At 23, Koperniak is a little old for the Low-A level, so it wouldn't be surprising to see him rewarded for his success soon and moved up to Peoria.

Florida Complex League Cardinals (Rookie): Catcher Luis Rodriguez, 21, began the season at Palm Beach and struggled in a backup role, hitting .154 with a .472 OPS in 29 plate appearances. He was sent down to rookie ball when the Florida Complex League started in late June, and he's thrived in his new environment. In 10 games, Rodriguez has posted a .409/.552/.500 slash line with two doubles, five RBIs, seven walks and six strikeouts. While it was a setback for him to drop back down to the FCL after beginning the season in Low-A, this stint should provide him with a nice confidence boost heading into his next opportunity with a full-season club.

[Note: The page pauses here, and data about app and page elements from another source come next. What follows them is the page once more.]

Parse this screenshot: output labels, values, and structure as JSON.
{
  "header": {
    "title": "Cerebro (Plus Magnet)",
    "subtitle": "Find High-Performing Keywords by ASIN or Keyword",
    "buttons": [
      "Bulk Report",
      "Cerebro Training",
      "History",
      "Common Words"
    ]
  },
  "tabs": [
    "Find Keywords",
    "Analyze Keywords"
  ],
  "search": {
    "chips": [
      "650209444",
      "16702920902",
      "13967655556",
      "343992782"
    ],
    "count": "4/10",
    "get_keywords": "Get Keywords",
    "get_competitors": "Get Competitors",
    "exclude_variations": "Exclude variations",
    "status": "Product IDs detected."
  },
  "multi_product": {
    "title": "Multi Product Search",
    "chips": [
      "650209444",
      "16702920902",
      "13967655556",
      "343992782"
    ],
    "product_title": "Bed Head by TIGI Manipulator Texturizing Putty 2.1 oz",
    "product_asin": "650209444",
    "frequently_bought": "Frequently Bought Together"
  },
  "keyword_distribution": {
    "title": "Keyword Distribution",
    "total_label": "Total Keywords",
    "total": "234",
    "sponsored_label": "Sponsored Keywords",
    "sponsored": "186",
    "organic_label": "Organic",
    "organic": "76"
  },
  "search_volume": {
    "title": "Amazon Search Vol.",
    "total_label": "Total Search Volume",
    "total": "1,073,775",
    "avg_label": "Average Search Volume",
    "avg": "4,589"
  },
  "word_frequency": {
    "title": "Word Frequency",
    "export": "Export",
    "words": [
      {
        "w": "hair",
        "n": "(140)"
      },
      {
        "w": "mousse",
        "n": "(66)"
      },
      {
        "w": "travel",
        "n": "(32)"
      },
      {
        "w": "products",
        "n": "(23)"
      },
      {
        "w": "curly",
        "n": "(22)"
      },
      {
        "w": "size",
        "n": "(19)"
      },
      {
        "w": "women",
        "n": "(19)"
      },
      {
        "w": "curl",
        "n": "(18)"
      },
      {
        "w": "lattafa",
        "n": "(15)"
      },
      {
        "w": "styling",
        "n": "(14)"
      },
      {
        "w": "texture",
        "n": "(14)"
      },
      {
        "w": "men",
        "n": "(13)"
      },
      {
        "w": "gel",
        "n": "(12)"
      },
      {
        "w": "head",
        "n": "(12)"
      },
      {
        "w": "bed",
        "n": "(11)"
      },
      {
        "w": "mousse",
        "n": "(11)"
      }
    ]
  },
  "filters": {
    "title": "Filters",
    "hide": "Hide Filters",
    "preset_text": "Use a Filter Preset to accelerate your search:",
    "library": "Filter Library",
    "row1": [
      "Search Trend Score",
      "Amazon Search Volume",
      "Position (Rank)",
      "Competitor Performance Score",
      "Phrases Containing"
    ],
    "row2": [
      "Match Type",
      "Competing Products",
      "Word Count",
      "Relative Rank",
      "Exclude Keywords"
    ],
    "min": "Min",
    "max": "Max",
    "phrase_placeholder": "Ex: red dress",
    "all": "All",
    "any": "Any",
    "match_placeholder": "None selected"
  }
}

Dominican Summer League Cardinals (Rookie): Right-hander Benjamin Arias, 19, has flashed stellar command through three Dominican Summer League starts this year. The 6-foot-5, 195-pound righty has 21 strikeouts and has issued just four walks over 12 innings while holding opposing hitters to a .205 average. He allowed two earned runs over three innings in his first start and two over four in his second, then took a big step forward in his third outing, yielding just one unearned run over five frames while striking out nine and walking one. Arias, who struggled in his first DSL season in 2019 before missing all of 2020 due to the COVID-19 pandemic, will be a strong candidate to move stateside next spring if he keeps up this performance the rest of the summer.

Top photo of Jordan Walker courtesy of Peoria Chiefs.